_WHAT IS EXPECTED_: Number of lines with the string "left" in the entries below: report it, and nothing besides.

(Records drawn from a dataset)
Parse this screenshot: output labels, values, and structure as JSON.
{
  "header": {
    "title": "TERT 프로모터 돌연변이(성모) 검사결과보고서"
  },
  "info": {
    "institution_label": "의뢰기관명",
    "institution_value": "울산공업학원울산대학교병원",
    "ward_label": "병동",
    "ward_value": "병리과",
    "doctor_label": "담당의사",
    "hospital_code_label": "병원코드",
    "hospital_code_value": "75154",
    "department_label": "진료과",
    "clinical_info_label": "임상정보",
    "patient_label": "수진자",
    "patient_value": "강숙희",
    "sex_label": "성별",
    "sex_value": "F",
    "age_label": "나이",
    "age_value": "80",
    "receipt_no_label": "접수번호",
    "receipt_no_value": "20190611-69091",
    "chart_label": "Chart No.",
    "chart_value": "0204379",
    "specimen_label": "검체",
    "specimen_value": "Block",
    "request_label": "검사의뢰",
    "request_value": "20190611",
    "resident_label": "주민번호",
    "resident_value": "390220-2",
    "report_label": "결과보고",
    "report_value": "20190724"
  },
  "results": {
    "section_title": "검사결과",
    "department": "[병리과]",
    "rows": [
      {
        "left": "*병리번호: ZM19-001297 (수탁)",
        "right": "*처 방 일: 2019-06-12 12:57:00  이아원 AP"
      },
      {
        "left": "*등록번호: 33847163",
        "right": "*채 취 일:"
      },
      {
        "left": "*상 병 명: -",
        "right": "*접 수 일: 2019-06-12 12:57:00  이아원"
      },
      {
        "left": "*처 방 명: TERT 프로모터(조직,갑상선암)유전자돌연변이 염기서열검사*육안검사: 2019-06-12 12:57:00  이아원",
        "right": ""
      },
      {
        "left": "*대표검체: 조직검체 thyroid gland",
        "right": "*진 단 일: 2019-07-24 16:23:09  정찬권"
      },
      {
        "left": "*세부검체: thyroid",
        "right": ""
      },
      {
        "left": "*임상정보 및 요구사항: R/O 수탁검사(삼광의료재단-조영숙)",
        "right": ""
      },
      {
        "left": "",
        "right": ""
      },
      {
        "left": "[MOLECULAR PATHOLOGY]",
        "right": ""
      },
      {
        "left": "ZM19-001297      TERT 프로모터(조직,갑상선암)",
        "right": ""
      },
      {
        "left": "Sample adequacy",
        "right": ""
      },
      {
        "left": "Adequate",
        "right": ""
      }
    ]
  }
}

_WRITTEN SOLUTION_: 12